**Task brief**
An identical copy of all records below is to be written out.

**Items listed in a dataset**
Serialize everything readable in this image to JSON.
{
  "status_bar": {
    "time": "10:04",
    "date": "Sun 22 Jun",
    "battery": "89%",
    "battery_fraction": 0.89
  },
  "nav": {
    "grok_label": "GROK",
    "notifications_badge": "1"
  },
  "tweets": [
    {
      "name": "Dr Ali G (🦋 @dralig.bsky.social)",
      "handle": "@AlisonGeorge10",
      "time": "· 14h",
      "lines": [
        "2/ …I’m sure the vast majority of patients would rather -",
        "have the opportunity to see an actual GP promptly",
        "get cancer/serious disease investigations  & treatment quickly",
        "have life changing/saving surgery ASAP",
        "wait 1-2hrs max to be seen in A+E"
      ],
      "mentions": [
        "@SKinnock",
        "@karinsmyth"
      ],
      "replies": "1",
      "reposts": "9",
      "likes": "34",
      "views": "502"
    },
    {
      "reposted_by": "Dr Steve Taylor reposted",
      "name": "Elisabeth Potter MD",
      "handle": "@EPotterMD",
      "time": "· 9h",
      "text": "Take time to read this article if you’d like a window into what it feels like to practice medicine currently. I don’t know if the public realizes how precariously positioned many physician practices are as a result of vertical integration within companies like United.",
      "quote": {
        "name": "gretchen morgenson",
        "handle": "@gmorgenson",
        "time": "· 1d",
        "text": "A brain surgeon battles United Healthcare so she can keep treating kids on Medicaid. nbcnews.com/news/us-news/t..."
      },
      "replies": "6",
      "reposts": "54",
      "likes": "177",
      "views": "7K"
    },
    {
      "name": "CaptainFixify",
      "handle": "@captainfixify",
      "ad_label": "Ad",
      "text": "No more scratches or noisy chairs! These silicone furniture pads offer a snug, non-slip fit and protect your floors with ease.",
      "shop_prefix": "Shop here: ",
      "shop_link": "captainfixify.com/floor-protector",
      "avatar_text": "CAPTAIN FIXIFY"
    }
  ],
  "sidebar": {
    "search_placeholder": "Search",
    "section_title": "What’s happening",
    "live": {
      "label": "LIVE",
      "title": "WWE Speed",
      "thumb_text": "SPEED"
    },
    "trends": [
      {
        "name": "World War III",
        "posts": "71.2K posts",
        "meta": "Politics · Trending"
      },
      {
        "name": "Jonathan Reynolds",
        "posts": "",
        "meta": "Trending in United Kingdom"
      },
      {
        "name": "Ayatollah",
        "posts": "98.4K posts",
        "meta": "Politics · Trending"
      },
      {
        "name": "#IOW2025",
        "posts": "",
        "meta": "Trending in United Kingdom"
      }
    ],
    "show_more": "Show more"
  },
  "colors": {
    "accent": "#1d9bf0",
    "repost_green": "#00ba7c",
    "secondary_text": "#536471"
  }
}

**Answer**
Serialize everything readable in this image to JSON.
{
  "status_bar": {
    "time": "10:04",
    "date": "Sun 22 Jun",
    "battery": "89%",
    "battery_fraction": 0.89
  },
  "nav": {
    "grok_label": "GROK",
    "notifications_badge": "1"
  },
  "tweets": [
    {
      "name": "Dr Ali G (🦋 @dralig.bsky.social)",
      "handle": "@AlisonGeorge10",
      "time": "· 14h",
      "lines": [
        "2/ …I’m sure the vast majority of patients would rather -",
        "have the opportunity to see an actual GP promptly",
        "get cancer/serious disease investigations  & treatment quickly",
        "have life changing/saving surgery ASAP",
        "wait 1-2hrs max to be seen in A+E"
      ],
      "mentions": [
        "@SKinnock",
        "@karinsmyth"
      ],
      "replies": "1",
      "reposts": "9",
      "likes": "34",
      "views": "502"
    },
    {
      "reposted_by": "Dr Steve Taylor reposted",
      "name": "Elisabeth Potter MD",
      "handle": "@EPotterMD",
      "time": "· 9h",
      "text": "Take time to read this article if you’d like a window into what it feels like to practice medicine currently. I don’t know if the public realizes how precariously positioned many physician practices are as a result of vertical integration within companies like United.",
      "quote": {
        "name": "gretchen morgenson",
        "handle": "@gmorgenson",
        "time": "· 1d",
        "text": "A brain surgeon battles United Healthcare so she can keep treating kids on Medicaid. nbcnews.com/news/us-news/t..."
      },
      "replies": "6",
      "reposts": "54",
      "likes": "177",
      "views": "7K"
    },
    {
      "name": "CaptainFixify",
      "handle": "@captainfixify",
      "ad_label": "Ad",
      "text": "No more scratches or noisy chairs! These silicone furniture pads offer a snug, non-slip fit and protect your floors with ease.",
      "shop_prefix": "Shop here: ",
      "shop_link": "captainfixify.com/floor-protector",
      "avatar_text": "CAPTAIN FIXIFY"
    }
  ],
  "sidebar": {
    "search_placeholder": "Search",
    "section_title": "What’s happening",
    "live": {
      "label": "LIVE",
      "title": "WWE Speed",
      "thumb_text": "SPEED"
    },
    "trends": [
      {
        "name": "World War III",
        "posts": "71.2K posts",
        "meta": "Politics · Trending"
      },
      {
        "name": "Jonathan Reynolds",
        "posts": "",
        "meta": "Trending in United Kingdom"
      },
      {
        "name": "Ayatollah",
        "posts": "98.4K posts",
        "meta": "Politics · Trending"
      },
      {
        "name": "#IOW2025",
        "posts": "",
        "meta": "Trending in United Kingdom"
      }
    ],
    "show_more": "Show more"
  },
  "colors": {
    "accent": "#1d9bf0",
    "repost_green": "#00ba7c",
    "secondary_text": "#536471"
  }
}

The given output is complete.